(PROMPT):
Work through the records below, line by line, and say how many lines include "JSON", with nothing else.

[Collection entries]
=== Begin Enclosure ===

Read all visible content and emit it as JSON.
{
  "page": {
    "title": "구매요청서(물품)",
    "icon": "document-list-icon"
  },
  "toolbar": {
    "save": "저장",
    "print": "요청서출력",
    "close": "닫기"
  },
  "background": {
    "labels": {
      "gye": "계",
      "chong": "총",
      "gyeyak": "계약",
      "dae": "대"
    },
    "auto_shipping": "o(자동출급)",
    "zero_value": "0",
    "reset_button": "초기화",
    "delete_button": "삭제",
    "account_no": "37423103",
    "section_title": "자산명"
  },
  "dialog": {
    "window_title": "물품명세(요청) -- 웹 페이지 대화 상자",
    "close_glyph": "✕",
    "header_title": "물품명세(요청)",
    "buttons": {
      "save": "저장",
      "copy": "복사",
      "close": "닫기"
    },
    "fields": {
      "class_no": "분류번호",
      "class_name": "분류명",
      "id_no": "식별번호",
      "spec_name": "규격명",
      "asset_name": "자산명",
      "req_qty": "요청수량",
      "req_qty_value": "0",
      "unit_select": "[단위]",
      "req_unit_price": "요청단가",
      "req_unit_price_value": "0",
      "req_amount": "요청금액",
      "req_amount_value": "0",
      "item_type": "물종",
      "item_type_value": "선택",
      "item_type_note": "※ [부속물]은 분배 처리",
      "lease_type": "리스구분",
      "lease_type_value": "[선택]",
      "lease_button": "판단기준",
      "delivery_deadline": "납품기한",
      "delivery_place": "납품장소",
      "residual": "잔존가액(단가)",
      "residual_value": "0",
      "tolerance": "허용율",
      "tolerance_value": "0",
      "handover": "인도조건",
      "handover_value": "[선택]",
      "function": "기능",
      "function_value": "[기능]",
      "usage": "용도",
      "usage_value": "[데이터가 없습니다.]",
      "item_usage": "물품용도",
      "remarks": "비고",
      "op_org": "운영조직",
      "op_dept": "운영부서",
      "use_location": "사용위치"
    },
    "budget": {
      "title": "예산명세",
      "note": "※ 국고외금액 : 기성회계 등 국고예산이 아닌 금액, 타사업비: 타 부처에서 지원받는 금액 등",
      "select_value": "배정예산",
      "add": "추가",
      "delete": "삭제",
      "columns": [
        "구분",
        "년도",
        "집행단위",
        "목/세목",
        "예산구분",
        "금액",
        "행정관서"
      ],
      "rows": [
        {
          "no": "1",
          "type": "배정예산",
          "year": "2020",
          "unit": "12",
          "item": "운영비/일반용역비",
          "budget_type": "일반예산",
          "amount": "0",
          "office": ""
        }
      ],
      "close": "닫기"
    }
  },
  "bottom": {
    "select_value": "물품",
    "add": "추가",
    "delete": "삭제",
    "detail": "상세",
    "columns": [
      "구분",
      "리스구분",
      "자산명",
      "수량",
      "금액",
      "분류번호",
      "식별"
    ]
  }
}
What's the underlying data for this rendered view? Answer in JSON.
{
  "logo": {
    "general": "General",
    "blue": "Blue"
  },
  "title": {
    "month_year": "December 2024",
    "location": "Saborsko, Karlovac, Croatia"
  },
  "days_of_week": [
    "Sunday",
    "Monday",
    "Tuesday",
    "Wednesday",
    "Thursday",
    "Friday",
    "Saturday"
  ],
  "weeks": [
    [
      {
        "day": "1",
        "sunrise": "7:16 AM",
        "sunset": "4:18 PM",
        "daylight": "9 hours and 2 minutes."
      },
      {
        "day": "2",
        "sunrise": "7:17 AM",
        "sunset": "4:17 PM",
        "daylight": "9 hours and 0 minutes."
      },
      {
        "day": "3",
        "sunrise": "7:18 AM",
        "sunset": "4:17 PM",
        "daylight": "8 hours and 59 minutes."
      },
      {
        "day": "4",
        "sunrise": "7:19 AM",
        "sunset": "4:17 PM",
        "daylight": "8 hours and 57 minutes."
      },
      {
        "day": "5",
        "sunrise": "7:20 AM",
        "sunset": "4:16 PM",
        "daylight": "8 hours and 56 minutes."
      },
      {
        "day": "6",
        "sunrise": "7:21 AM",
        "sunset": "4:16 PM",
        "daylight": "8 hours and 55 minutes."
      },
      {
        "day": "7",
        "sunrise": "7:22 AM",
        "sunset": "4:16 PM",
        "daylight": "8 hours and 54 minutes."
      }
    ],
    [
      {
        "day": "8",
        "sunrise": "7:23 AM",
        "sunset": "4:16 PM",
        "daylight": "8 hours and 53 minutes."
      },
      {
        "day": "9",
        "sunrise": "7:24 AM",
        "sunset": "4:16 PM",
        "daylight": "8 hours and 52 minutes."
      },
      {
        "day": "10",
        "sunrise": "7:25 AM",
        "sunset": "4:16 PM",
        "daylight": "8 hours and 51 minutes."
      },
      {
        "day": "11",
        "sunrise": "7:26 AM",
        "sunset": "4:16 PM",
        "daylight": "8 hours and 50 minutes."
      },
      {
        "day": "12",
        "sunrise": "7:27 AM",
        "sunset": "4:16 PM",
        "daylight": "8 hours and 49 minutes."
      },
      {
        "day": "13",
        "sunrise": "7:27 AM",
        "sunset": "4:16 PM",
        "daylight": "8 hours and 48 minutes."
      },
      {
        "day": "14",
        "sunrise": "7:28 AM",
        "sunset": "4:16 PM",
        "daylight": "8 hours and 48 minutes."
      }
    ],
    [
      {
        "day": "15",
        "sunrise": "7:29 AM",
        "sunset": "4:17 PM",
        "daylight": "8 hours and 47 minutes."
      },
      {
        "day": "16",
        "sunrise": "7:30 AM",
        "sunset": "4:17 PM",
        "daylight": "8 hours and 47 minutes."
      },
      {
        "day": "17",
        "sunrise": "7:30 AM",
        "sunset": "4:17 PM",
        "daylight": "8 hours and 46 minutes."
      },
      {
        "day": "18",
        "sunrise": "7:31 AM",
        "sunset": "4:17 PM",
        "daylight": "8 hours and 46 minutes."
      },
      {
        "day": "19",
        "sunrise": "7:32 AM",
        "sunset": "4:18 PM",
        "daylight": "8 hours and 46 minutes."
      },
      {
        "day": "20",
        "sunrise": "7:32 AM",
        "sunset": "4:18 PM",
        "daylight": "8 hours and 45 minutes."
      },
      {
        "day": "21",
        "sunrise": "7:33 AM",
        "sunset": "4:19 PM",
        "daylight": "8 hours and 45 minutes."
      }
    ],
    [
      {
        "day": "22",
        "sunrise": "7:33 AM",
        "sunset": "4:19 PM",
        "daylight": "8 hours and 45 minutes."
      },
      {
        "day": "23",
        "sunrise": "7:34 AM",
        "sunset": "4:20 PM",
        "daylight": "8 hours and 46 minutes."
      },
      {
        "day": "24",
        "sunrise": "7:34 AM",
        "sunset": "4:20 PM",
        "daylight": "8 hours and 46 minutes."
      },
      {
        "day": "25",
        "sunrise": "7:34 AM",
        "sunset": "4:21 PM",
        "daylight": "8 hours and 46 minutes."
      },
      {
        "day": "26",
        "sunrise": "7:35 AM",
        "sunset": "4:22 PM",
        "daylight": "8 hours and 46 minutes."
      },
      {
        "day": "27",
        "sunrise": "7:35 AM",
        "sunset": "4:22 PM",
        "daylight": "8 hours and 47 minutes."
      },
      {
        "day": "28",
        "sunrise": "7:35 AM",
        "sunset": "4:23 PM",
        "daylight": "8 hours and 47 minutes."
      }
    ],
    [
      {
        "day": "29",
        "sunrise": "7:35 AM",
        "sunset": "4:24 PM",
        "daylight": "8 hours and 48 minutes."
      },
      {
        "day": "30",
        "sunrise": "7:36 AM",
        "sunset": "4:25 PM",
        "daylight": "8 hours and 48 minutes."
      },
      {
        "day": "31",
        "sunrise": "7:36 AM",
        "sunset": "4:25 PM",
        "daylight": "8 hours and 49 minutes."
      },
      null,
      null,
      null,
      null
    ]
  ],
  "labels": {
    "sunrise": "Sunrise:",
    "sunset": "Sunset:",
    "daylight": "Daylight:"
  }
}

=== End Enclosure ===

(FINISHED EXERCISE):
2